*BRIEF*
All of the data below is to be copied again without changes.

*INFORMATION SUPPLIED*
-------------------------

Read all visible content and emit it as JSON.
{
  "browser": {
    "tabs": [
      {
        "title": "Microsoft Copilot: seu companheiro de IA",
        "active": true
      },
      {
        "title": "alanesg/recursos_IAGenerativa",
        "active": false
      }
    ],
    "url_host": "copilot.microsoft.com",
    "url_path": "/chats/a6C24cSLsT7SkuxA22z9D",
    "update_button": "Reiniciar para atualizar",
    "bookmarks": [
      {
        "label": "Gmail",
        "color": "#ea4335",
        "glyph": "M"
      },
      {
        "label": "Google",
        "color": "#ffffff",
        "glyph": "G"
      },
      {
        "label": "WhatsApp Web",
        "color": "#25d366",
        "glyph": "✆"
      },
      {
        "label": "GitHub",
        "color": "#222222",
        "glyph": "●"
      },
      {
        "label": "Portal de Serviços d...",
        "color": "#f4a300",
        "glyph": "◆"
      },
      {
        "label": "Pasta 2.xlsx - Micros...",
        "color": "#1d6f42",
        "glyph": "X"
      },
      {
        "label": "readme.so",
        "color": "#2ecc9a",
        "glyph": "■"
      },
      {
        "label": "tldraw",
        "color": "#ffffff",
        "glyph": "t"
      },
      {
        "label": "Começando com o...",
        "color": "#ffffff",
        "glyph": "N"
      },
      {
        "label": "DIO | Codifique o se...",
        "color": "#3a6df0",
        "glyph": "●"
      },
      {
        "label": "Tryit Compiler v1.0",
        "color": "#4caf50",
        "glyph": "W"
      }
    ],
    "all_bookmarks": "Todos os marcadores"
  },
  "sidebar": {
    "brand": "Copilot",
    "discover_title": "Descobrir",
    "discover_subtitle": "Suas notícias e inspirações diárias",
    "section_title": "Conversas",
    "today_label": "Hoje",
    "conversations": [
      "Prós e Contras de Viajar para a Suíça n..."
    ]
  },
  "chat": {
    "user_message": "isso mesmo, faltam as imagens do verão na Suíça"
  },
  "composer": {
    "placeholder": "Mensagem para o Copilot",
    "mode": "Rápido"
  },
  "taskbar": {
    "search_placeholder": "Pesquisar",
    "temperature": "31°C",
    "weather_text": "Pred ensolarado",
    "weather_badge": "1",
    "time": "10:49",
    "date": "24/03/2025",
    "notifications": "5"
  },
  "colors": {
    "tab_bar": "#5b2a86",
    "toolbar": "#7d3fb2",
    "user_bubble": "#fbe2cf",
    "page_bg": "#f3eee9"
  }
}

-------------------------

*ANSWER BOX*
Read all visible content and emit it as JSON.
{
  "browser": {
    "tabs": [
      {
        "title": "Microsoft Copilot: seu companheiro de IA",
        "active": true
      },
      {
        "title": "alanesg/recursos_IAGenerativa",
        "active": false
      }
    ],
    "url_host": "copilot.microsoft.com",
    "url_path": "/chats/a6C24cSLsT7SkuxA22z9D",
    "update_button": "Reiniciar para atualizar",
    "bookmarks": [
      {
        "label": "Gmail",
        "color": "#ea4335",
        "glyph": "M"
      },
      {
        "label": "Google",
        "color": "#ffffff",
        "glyph": "G"
      },
      {
        "label": "WhatsApp Web",
        "color": "#25d366",
        "glyph": "✆"
      },
      {
        "label": "GitHub",
        "color": "#222222",
        "glyph": "●"
      },
      {
        "label": "Portal de Serviços d...",
        "color": "#f4a300",
        "glyph": "◆"
      },
      {
        "label": "Pasta 2.xlsx - Micros...",
        "color": "#1d6f42",
        "glyph": "X"
      },
      {
        "label": "readme.so",
        "color": "#2ecc9a",
        "glyph": "■"
      },
      {
        "label": "tldraw",
        "color": "#ffffff",
        "glyph": "t"
      },
      {
        "label": "Começando com o...",
        "color": "#ffffff",
        "glyph": "N"
      },
      {
        "label": "DIO | Codifique o se...",
        "color": "#3a6df0",
        "glyph": "●"
      },
      {
        "label": "Tryit Compiler v1.0",
        "color": "#4caf50",
        "glyph": "W"
      }
    ],
    "all_bookmarks": "Todos os marcadores"
  },
  "sidebar": {
    "brand": "Copilot",
    "discover_title": "Descobrir",
    "discover_subtitle": "Suas notícias e inspirações diárias",
    "section_title": "Conversas",
    "today_label": "Hoje",
    "conversations": [
      "Prós e Contras de Viajar para a Suíça n..."
    ]
  },
  "chat": {
    "user_message": "isso mesmo, faltam as imagens do verão na Suíça"
  },
  "composer": {
    "placeholder": "Mensagem para o Copilot",
    "mode": "Rápido"
  },
  "taskbar": {
    "search_placeholder": "Pesquisar",
    "temperature": "31°C",
    "weather_text": "Pred ensolarado",
    "weather_badge": "1",
    "time": "10:49",
    "date": "24/03/2025",
    "notifications": "5"
  },
  "colors": {
    "tab_bar": "#5b2a86",
    "toolbar": "#7d3fb2",
    "user_bubble": "#fbe2cf",
    "page_bg": "#f3eee9"
  }
}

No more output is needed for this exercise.